August 7th, 2003, 02:05 AM
a few socket questions...
Two Python-newbie questions...
Say I have a server-side socket that is set to listen, and I want it non-blocking. But when I try to do this:
I get this...
>>> import socket
>>> server_socket = socket.socket(socket.AF_INET, socket.SOCK_STREAM)
>>> server_socket.bind((socket.gethostname(), 4000))
>>> (conn, addr) = server_socket.accept()
I realize I could do this as a quick fix:
File "<pyshell#6>", line 1, in -toplevel-
(conn, addr) = server_socket.accept()
File "C:\dev\Python\lib\socket.py", line 167, in accept
sock, addr = self._sock.accept()
error: (10035, 'The socket operation could not complete without blocking')
But that's hardly elegant, really. Is there a better way?
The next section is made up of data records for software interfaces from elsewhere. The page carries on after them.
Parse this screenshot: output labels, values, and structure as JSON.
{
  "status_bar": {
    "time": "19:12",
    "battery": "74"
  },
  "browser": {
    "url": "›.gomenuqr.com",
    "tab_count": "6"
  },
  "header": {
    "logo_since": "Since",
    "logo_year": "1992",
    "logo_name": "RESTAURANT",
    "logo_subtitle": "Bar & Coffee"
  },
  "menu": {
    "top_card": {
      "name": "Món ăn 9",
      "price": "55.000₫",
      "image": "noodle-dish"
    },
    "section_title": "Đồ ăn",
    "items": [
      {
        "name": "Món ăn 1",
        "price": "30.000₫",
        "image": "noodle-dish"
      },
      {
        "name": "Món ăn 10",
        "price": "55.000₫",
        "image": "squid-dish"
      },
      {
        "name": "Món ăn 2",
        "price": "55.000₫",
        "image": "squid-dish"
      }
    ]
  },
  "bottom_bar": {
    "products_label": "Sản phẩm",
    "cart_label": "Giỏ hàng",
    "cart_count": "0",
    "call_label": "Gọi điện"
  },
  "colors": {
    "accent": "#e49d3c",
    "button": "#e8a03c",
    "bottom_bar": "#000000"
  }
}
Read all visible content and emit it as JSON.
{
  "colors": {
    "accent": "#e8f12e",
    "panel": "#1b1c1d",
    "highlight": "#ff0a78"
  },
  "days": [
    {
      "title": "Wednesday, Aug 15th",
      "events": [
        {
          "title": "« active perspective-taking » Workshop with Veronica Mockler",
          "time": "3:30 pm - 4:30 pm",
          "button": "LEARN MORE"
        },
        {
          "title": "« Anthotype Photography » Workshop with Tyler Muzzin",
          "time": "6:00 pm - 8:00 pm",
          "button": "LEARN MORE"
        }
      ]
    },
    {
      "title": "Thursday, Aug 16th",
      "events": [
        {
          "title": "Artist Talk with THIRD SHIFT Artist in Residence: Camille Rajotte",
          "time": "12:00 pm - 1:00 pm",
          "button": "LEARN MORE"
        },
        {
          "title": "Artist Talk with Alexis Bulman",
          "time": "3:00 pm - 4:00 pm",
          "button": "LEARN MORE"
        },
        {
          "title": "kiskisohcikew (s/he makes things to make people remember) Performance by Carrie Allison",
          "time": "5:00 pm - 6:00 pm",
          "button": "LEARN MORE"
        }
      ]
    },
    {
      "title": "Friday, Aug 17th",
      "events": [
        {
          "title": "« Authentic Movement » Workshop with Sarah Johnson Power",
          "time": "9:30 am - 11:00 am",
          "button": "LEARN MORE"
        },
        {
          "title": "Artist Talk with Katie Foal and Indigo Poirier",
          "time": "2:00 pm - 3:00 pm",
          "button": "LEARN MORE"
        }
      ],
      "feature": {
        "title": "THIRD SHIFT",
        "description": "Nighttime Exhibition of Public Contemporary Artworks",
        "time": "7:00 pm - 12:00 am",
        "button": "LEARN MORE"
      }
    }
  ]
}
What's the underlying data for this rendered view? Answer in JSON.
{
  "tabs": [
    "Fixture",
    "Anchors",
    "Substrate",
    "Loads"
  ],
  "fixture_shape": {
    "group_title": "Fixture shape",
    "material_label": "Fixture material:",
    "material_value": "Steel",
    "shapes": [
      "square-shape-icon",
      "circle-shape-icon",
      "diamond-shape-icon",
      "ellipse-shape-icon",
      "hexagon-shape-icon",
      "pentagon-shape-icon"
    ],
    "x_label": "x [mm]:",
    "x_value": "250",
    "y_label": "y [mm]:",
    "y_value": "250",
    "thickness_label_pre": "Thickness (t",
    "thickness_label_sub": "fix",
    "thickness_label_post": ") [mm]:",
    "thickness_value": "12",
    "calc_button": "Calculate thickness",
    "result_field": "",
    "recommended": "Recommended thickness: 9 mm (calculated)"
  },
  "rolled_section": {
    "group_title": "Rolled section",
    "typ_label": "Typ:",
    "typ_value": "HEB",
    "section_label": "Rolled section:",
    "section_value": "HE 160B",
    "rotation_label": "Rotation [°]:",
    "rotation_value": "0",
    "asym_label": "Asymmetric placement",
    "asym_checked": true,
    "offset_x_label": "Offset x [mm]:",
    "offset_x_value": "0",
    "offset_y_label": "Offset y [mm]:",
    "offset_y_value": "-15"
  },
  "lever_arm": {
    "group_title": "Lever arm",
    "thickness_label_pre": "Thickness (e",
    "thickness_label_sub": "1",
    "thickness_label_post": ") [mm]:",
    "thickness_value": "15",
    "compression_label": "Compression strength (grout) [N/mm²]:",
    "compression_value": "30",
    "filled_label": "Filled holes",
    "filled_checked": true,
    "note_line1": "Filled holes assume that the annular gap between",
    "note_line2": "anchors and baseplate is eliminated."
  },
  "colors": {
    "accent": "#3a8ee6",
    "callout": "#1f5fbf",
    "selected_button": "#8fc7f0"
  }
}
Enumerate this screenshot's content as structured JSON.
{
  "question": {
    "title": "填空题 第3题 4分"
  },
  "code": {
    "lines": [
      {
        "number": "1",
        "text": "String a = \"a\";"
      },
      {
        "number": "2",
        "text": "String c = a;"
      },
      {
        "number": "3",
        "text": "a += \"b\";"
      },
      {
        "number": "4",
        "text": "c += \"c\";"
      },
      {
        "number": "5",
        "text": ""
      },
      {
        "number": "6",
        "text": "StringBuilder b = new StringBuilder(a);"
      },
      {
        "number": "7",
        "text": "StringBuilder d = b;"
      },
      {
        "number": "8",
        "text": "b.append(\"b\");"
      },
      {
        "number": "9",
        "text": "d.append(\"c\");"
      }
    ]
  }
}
insock, outsock, errsock = select.select([server_socket], , , 0)
# insock has at most 1 element, 0 if no connections pending...
for sock in insock:
new_conn, addr = sock.accept()
# do whatever with new_conn....
All my established connections are in an array of sockets (in fact, after I get new_conn above from server_socket.accept(), I append it to my array of sockets/established connections, and then perform select on that array -- which makes sense, because I want to find what sockets out of many need attention...). But after, say, 3 minutes of not sending/receiving data over a socket, i'd just like to send a packet and have it echo back to make sure the connection is still alive (I could define/code this function, but there wouldn't happen to be a built-in Python function that confirms the validity of a connection, would there?). After 5 minutes, I'd like to tear down the connection/close the socket. Can I bind timers (do they exist?) to socket objects to signal when 3/5 minutes have passed?
The other way (and probably easier way) I was thinking of would be when I send/receive over a socket, update a table that records when I last used the socket. Also, periodically go to the table and find sockets that haven't been used in over 3/5 minutes, and either check their validity/remove them. If the first way is possible, would this be better?
Last edited by theperfectsoup; August 7th, 2003 at 02:11 AM.
August 7th, 2003, 05:18 AM
The problem is that, when you do setblocking(False), it really means settimeout(0.0). Then you do an accept, which means "wait for an incoming connection". Waiting for an incoming connection and having 0.0 as timeout value is sort of contradictory. (Or, at least, I think this is the problem.)
Maybe you should look at asyncore?
Last edited by percivall; August 7th, 2003 at 05:21 AM.